Main Findings

The working public’s financial liquidity has declined sharply: In December 2020, 31% of the respondents (both salaried workers and the self-employed) reported that they had no liquid funds to support themselves—up from 27% in the July survey and 25% in the April survey.

Among those with liquid funds, 32% reported that those were sufficient to support them for up to six months. This figure seems to be increasing (it was 16% in March and 20% in July). That is, this figure seems to suggest that the public's liquidity is improving. However if you look at it alongside the previous data, it shows no improvement at all. It seems that those who had available funds that would last for a short time at the start of the pandemic or several months into it (April and July), had no liquid funds by the end of the year – and consequentially this figure does not show them anymore

Nevertheless, there is relative stability over time in the percentage of those reporting that their bank account is overdrawn: In December, 34% reported that their bank account is overdrawn, as against 37% in July and 34% in March (so there is no upward trend here).

While no major difference in the liquidity of salaried workers and the self-employed was found, a difference exists with regard to how long they believe their funds will last (among those with remaining funds): 33% of the salaried workers in this category reported having sufficient reserves to last for more than six months, as compared with only 24% of the self-employed.

Almost one-fifth of the self-employed (19%) reported that while they did not have an overdraft before the pandemic, the crisis had pushed their bank account into the red. This was true among only 10% of the self-employed.

Some 37% of those who are not currently employed as a result of the pandemicSalaried workers who had been laid off, put on unpaid leave, or sent on paid leave, and self-employed persons who were not working. have no liquid funds, as opposed to 30% of those who are working. Among the former, 44% are overdrawn, as compared with only 33% of the latter.

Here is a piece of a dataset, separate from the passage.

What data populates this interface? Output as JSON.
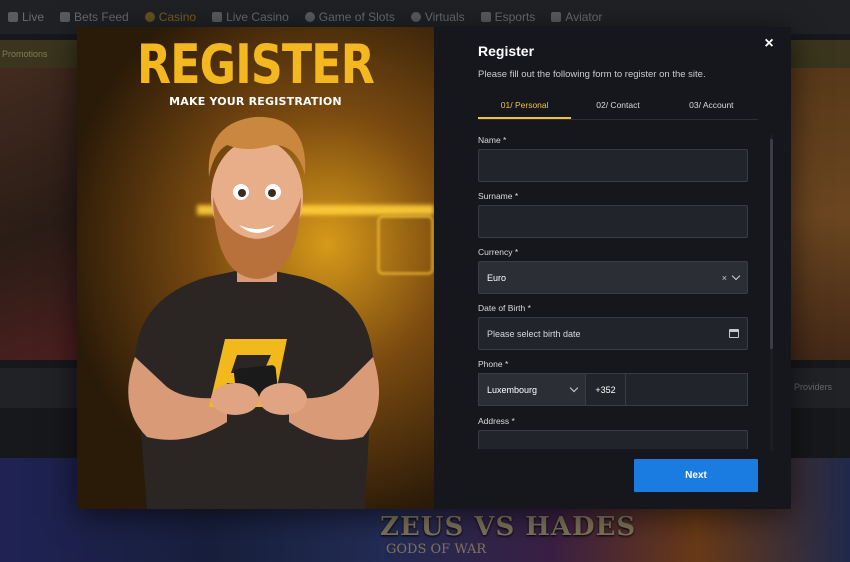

The financial situation of those aged 45–54 is particularly grave: Some 40% of them report that they have no liquid funds to live on (as compared to 29% of the rest of the public); as much as 50% report that their bank account is in the red (as compared to 31% of the rest of the public).

Throughout the pandemic, liquidity problems have been more prevalent among young adults. In the current survey, as in those that preceded it, 39% of those aged 18–24 report that they have no liquid funds (as compared with the national average of 31%). Nevertheless, this time only 19% of them reported that they are overdrawn (national average: 34%), down from 41% in July.

The liquidity situation in the Arab sector is consistently much worse than that among Jews. But among the latter, and especially among the ultra-Orthodox, the situation has deteriorated since July. Some 47% of Arabs report that they have no liquid funds (46% in July); only 15% of those who do, report it will last them for more than six months. By contrast, 27% of non-ultra-Orthodox Jews have no liquid reserves (up from 22% in July); 34% of those who do have reserves say they will last for more than six months. Among the ultra-Orthodox,Based on 49 Ultra-Orthodox respondents. 41% have no liquid funds (a sharp increase from 33% in July).

The percentage of Arabs with an overdraft is much higher than the percentage of non-ultra-Orthodox Jews: 50% of the Arab respondents were overdrawn, as against 30% of non-ultra-Orthodox Jews (and 48% of the ultra-Orthodox).

Higher education wards off liquidity problems and reduces the risk of an overdraft: In December, only 27% of those with a college or university degree (and a similar percentage of those with technological education) found themselves without liquid reserves, as against 38% of those with lower educational levels. Similarly, 29% of those with an academic education were overdrawn at the bank, as against 40% of those with a technological education or those with lower educational levels.